We have started to harvest our soya beans and while the yield isn’t great, I am very grateful for what we are getting.
There was a point in January when I questioned whether the combine would go in at all.
Following the combine is a no-till drill, planting an eight-species cover crop mix. Winter is traditionally our dry, fallow period, so planting anything in autumn is hit and miss.
The reason I try is because I feel the potential benefits far outweigh the risks. Cover crops improve the organic matter content of the soil and live roots in the soil give off root exudates (sugars), which feed a whole host of microbes.
These microbes add to the biological activity of the soil, improving its health. Each species of plant is host to its own spectrum of microbiology. Therefore a multispecies cover crop broadens the soil’s biological activity.
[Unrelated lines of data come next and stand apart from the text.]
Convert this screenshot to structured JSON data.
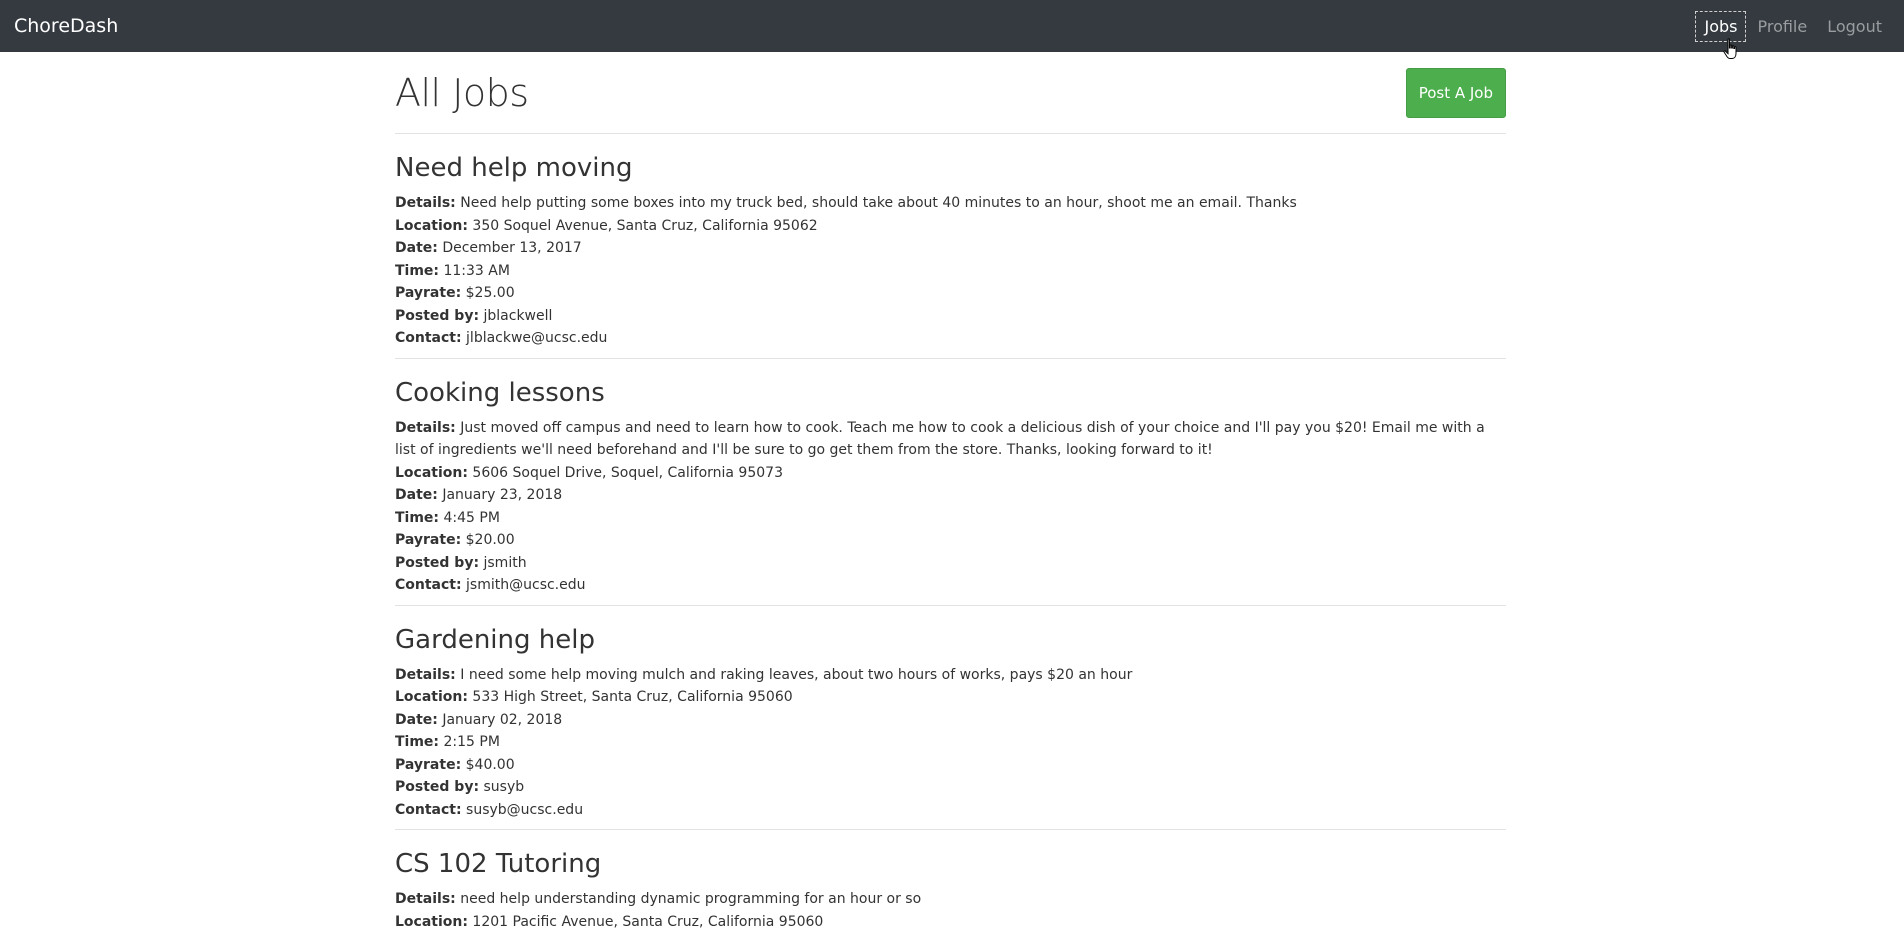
{
  "navbar": {
    "brand": "ChoreDash",
    "links": [
      {
        "label": "Jobs",
        "active": true
      },
      {
        "label": "Profile",
        "active": false
      },
      {
        "label": "Logout",
        "active": false
      }
    ]
  },
  "page": {
    "title": "All Jobs",
    "post_button": "Post A Job"
  },
  "labels": {
    "details": "Details:",
    "location": "Location:",
    "date": "Date:",
    "time": "Time:",
    "payrate": "Payrate:",
    "posted_by": "Posted by:",
    "contact": "Contact:"
  },
  "jobs": [
    {
      "title": "Need help moving",
      "details": "Need help putting some boxes into my truck bed, should take about 40 minutes to an hour, shoot me an email. Thanks",
      "location": "350 Soquel Avenue, Santa Cruz, California 95062",
      "date": "December 13, 2017",
      "time": "11:33 AM",
      "payrate": "$25.00",
      "posted_by": "jblackwell",
      "contact": "jlblackwe@ucsc.edu"
    },
    {
      "title": "Cooking lessons",
      "details": "Just moved off campus and need to learn how to cook. Teach me how to cook a delicious dish of your choice and I'll pay you $20! Email me with a list of ingredients we'll need beforehand and I'll be sure to go get them from the store. Thanks, looking forward to it!",
      "location": "5606 Soquel Drive, Soquel, California 95073",
      "date": "January 23, 2018",
      "time": "4:45 PM",
      "payrate": "$20.00",
      "posted_by": "jsmith",
      "contact": "jsmith@ucsc.edu"
    },
    {
      "title": "Gardening help",
      "details": "I need some help moving mulch and raking leaves, about two hours of works, pays $20 an hour",
      "location": "533 High Street, Santa Cruz, California 95060",
      "date": "January 02, 2018",
      "time": "2:15 PM",
      "payrate": "$40.00",
      "posted_by": "susyb",
      "contact": "susyb@ucsc.edu"
    },
    {
      "title": "CS 102 Tutoring",
      "details": "need help understanding dynamic programming for an hour or so",
      "location": "1201 Pacific Avenue, Santa Cruz, California 95060"
    }
  ],
  "colors": {
    "navbar_bg": "#343a40",
    "button_green": "#4cae4c"
  },
  "icons": {
    "cursor": "hand-pointer-icon"
  }
}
With a summer cash crop, you only have live roots in the soil for about five months of the year. But by adding a winter cover crop, you can extend that live-root window by another four or five months.
These cover crops can also “recycle” residual fertility from the previous cash crop, with each species having its own element-gleaning spectrum. This has environmental and financial benefits and the advantage of at least one legume in the mix is obvious.
Another reason I like many different species in my mix is that every plant type prefers different growing conditions. This is a way of spreading my risk, as I don’t know what the season will bring.
Over and above all these soil benefits, I can also get some much-needed fodder for my cattle. Some criticise this as they say I am detsroying the cover and therefore negating the benefits.
While I cannot argue against this, I try not to graze too hard and there are still plenty of roots left in the soil. Next month I will discuss the principles of species selection and how I calculate seeding rate.
Bruce Shepherd farms in KwaZulu-Natal, South Africa. He plants 320ha of rain-fed summer crops. He also runs 2,200 weaner oxen on pastures, finishing them in a feedlot with maize grown on the farm.